If I didn’t grasp things immediately, I was met with sighs or groans of exasperation or impatience. If I broke something accidentally, or had made a mess and not cleared up on time – that was met with the type of reaction that would have been the same, I imagine, if I had committed the heinous crime of murdering someone.
And what happens if that is the reaction that you get if you make mistakes? You become more nervous, more accident prone, more clumsy – and even more vilified because you just can’t do anything right.
I see it quite often. With babies, or children who are smaller, people see them and want to protect them. Look after them. They seem so vulnerable. So cute. But with children who happen to be quite tall for their age, or who have lost their puppy fat, or who speak well and appear to be quite intelligent – they are all treated as if they are emotionally a lot older than their ‘cuter’ looking counterparts. People are more impatient with them. Less forgiving. Older siblings get that type of treatment quite frequently. The pressure of being ‘the role model’, means that you are at times blamed for things that your younger siblings did wrong. Or, you are punished for actions that your younger siblings get away with because you paved the way for them.
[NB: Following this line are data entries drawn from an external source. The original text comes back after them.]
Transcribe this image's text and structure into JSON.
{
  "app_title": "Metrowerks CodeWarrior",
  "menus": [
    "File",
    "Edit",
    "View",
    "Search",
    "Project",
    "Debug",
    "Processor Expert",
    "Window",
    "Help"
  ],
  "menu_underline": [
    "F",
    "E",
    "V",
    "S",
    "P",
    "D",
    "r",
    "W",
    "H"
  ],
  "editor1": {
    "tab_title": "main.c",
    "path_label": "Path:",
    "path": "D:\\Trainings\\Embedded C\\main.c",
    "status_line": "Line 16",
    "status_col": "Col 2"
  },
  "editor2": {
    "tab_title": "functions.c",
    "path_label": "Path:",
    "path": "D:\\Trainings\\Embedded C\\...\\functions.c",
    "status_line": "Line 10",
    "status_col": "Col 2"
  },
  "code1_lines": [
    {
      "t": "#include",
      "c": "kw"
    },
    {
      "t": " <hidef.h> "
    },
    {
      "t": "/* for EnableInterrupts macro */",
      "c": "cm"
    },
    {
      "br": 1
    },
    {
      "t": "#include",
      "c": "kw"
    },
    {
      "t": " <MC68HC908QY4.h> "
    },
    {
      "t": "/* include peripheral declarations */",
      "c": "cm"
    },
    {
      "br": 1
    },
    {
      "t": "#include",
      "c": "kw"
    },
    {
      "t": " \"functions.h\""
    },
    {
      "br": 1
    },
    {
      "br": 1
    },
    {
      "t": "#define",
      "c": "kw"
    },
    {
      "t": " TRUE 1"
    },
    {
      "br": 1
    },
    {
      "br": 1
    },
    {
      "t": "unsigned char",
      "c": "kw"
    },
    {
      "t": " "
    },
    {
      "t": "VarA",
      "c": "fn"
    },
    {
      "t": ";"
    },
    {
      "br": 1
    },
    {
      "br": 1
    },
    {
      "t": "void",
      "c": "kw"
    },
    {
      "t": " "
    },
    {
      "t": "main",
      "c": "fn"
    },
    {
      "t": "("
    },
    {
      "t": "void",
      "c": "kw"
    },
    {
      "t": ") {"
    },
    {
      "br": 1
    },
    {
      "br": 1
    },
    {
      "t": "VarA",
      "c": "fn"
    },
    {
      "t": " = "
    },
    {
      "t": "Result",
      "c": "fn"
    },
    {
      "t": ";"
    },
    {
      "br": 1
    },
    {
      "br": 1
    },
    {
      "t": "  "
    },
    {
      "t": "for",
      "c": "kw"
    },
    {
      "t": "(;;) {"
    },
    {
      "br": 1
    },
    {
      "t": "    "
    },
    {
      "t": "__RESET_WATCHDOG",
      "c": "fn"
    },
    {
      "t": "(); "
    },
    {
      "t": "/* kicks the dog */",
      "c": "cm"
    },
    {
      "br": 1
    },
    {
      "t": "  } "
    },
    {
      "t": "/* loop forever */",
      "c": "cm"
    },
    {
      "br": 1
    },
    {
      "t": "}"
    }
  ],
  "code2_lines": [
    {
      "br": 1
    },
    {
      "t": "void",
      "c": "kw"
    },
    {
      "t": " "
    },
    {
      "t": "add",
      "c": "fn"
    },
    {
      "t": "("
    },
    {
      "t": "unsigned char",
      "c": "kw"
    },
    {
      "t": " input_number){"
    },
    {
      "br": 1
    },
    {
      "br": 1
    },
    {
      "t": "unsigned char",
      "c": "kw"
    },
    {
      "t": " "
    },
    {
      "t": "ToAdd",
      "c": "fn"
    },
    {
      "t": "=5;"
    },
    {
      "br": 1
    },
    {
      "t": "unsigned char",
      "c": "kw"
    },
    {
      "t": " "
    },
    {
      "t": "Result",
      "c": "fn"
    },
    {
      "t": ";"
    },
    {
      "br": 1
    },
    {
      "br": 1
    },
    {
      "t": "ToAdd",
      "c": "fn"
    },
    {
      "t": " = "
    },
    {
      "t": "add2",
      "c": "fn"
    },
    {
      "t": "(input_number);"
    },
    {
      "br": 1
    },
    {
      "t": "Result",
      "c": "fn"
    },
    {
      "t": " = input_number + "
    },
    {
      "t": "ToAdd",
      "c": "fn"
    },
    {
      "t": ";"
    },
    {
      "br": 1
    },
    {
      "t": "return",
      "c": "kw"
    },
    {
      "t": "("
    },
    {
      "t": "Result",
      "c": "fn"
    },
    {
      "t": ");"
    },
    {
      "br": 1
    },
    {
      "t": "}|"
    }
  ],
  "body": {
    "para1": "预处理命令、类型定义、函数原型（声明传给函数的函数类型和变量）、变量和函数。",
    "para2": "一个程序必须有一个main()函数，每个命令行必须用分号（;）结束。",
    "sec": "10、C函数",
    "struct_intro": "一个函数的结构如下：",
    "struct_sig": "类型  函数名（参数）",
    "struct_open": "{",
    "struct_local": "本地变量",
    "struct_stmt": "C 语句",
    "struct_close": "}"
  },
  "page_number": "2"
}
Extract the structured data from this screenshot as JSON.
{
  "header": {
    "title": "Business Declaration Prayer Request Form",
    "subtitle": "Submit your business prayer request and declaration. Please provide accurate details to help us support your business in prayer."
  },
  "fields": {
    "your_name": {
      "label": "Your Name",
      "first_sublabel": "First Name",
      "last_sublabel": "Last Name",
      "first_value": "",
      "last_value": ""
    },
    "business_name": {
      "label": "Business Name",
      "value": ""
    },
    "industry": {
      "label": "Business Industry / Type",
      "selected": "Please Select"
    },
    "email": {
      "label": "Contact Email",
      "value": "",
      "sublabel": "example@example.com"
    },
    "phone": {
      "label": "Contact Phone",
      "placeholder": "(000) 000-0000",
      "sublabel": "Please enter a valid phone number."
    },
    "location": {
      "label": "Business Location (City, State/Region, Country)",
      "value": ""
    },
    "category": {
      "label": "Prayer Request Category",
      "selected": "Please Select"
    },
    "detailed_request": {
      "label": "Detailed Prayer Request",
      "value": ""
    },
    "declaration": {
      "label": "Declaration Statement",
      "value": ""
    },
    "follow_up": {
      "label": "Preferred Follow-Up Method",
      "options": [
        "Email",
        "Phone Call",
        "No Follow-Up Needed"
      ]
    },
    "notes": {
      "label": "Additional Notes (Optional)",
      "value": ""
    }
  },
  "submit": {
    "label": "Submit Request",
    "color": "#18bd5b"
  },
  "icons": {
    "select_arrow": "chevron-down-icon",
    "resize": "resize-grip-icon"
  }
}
We actually live in a society where making mistakes is fatal. People lose their jobs, or are sued, or are trolled on the internet – sometimes all three if they’re unlucky. I’m obviously not referring to people who commit crimes. Crimes are not mistakes. Crimes involve intent to break the law. I’m not discussing this. I’m talking about doing or saying the right thing – even when your intentions were good – but it backfires. You handle a situation incorrectly. You realise that was wrong. You realise that you should have said or done something different. We’ve all experienced this – but isn’t that what makes us grow? How else would we learn if we didn’t make mistakes. When we were first learning to walk, to talk, to eat – we got things wrong. Can you imagine if people discouraged us from walking, or talking or eating independently because we didn’t get the knack of it the first time around?
I have to say a huge thank you to everyone who continued to believe in me, who continued to give me chances, even when I’d messed up. Often, when I get things wrong, I am my own biggest critic – no one can make me feel any worse than how I make myself feel when I have made a mistake. Fortunately, I am surrounded by people who remind me not to be so hard on myself. Mistakes happen. We support each other. We learn from our mistakes and move on.
We have to afford that same magnanimous attitude towards children too. The children who are smart. The ones who are tall. The ones who look older than they are. The ones ‘who should know better’. Yes. We all should know better. But we all continue to make mistakes all the same. To err is human….
To forgive…is divine….
Let’s have a bit more patience towards those who make mistakes. Let them know, it doesn’t matter, it’s not the end of the world. Help them; give them the confidence to try again. You never know what a difference you might make to that individual!